My love of the poets of the Beat Generation cannot be put into words. Well, I will anyway probably try to do it, at some point. But today, I just want to talk about why Howl is on my Wishlist. Howl was once on my bookshelf. Once upon a time. It no longer is. I gave it to a relative who misplaced it – a fact for which I hated myself. Partly because I had just read the first 2 pages of it.
So, technically, I don’t own a copy of Howl anymore, and I desperately want one. The only reason I haven’t picked up one as yet is because a copy of Howl will cost me 3 other books on my reading list for the next month. And I’m not ready to sacrifice those books because they are aligned with my reading theme for next month, and Howl is not.
But now, let me get on to the reasons why I’m keen to buy my own copy of Howl and read it. Howl is a landmark event in the history of American literature. Yes, it’s an event because the book happened, and a lot happened around the poem – it was criticized (as it should have been), it was bullied, it was taken to court, and it came out a victor.
It was noisy, loud, uncouth and brash. It was torn apart as much as it tore apart the haze around the society. It spoke of the insanity and incredulousness of a drug addled brilliant mind (Carl Solomon, who transformed Ginsberg’s mind), and offset it against the insanity and incredulousness of a society that was sober. It is one line of poetry that rants in pages.

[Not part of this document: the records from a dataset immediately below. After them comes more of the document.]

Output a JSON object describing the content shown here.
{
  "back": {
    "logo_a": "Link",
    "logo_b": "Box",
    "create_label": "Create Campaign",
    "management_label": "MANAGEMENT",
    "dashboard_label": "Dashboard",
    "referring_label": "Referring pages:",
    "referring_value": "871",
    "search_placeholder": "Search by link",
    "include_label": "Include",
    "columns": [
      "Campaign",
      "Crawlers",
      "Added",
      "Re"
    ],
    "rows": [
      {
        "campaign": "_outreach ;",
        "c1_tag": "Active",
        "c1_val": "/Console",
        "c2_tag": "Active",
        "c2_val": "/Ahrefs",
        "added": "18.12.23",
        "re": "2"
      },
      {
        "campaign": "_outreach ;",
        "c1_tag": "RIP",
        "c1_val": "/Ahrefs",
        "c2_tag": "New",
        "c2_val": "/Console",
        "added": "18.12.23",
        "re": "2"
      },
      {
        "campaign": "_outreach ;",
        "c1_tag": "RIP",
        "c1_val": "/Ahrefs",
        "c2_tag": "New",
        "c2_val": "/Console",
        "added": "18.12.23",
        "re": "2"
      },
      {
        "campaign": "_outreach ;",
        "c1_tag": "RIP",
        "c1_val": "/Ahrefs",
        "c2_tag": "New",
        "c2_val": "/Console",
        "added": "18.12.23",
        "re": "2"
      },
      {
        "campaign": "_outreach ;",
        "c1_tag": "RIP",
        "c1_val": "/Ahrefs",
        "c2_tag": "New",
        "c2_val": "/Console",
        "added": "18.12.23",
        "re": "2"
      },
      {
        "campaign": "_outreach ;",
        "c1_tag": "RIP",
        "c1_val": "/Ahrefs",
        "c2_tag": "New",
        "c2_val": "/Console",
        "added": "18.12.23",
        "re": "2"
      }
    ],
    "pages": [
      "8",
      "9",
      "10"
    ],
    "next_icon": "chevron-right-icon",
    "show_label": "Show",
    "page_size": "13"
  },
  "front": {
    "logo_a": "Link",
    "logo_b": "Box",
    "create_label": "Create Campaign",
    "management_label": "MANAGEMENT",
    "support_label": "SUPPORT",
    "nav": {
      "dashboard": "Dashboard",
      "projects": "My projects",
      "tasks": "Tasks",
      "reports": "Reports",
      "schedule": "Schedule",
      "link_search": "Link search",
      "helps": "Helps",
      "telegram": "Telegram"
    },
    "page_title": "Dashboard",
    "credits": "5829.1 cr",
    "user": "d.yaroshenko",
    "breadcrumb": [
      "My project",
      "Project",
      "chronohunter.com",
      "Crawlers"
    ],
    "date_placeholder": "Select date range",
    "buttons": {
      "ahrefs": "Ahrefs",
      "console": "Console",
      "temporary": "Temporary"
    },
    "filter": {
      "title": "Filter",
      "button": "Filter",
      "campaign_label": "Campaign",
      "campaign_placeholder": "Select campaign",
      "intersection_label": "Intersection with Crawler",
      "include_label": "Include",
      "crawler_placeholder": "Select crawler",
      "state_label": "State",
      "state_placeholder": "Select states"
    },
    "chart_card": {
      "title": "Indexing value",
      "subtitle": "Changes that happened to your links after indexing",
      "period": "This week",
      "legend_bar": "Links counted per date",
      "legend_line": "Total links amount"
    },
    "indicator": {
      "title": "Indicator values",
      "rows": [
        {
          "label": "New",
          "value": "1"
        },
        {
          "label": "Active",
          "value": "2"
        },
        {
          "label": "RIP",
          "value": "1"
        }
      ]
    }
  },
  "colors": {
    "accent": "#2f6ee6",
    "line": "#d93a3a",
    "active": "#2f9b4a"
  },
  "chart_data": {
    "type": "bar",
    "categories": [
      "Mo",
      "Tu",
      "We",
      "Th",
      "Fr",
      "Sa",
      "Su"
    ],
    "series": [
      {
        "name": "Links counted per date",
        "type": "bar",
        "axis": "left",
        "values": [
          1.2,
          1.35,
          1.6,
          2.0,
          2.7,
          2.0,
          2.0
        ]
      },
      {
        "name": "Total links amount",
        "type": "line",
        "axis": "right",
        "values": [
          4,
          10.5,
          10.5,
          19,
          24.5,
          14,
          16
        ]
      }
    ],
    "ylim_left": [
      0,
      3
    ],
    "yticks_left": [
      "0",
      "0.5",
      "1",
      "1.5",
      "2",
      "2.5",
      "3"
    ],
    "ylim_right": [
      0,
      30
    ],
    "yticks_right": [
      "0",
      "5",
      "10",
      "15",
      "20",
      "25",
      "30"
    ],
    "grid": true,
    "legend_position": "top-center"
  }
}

Howl has this ability to pull the reader up by the collar, and slowly but surely drag him across the floor, and then the rough streets, and fling him off the rooftops, just as the best minds of Ginsberg’s generation did. It’s very rarely that a writer can affect the reader the way he intends. And if the uproar around Howl is to be believed, it did just that.